Jakarta: With the economic crisis dampening the world’s appetite for Asian exports, economists are urging the region dubbed the “factory of the world” to rely less on foreign demand and buy more at home.
Asia’s heavily export-driven economies have been hit hard, with consumers from the US to Europe buying less Asian-made goods.
In export-dependent South Korea, exports fell a year-on-year 32.8% in January. In Japan, the December drop was 35% and in Taiwan it was a record 41.9%.
In China, for years the engine of much of the region’s growth, exports fell 2.8% in December, its second consecutive drop and its largest in a decade.
The slowdown means Asian economies have to rethink the old model of “Asians make it, Americans buy it” and start promoting more domestic consumption, Asian Development Bank Institute head Masahiro Kawai said.
“This pattern (of US consumption propping up Asian growth) is rapidly changing and I believe that this change is not simply a temporary phenomenon. It is going to be more permanent, or at least semi-permanent,” Kawai told a seminar held by the Association of Southeast Asian Nations (Asean) last week.
“Asia should remain the factory of the world, but Asians have to start consuming more. Asians have to start spending more.” Asian governments have already announced a slew of stimulus plans worth hundreds of billions of dollars to pump-prime their economies, but deeper reforms are needed, HSBC Holdings Plc. economist Frederic Neumann said.

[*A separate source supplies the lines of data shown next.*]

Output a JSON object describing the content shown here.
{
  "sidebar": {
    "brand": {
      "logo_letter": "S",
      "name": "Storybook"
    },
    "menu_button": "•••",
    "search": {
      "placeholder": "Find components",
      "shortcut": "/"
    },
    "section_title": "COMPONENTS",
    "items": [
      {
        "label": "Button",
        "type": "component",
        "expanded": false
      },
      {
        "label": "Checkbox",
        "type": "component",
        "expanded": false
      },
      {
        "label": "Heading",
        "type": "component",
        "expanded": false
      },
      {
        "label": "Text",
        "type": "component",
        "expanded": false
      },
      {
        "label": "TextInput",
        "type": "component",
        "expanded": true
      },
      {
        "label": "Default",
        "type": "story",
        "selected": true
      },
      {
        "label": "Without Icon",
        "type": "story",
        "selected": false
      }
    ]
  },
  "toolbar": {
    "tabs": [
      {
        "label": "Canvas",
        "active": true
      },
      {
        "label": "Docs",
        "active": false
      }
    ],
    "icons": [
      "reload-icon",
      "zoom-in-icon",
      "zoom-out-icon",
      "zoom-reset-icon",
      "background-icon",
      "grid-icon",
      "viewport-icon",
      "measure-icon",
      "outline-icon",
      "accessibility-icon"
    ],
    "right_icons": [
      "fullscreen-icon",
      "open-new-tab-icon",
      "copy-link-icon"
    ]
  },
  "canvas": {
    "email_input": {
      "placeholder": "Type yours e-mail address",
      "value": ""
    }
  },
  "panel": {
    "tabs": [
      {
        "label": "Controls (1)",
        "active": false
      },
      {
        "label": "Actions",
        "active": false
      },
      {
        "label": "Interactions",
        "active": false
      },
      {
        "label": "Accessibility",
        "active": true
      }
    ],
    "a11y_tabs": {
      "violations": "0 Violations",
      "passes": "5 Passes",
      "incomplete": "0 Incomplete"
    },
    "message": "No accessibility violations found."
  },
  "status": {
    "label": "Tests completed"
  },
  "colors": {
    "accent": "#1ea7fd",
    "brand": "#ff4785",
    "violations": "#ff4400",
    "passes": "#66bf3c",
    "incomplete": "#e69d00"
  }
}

If the global downturn proves to be short-lived, Asian governments may be able to get away with minimal changes but “if by 2010 US growth doesn’t pick up, then Asia will face structural challenges”, Neumann said.
The key to these changes will mean tackling one of the region’s traditional strengths— its high savings rate—and to get Asians feeling comfortable about spending their money, Neumann said.
In India and Asean countries, governments need to promote investment and spend more money on creaking infrastructure while governments across the region must avoid the “beggar-thy-neighbour” policies of competitive currency devaluations, export subsidies and import restrictions, he said.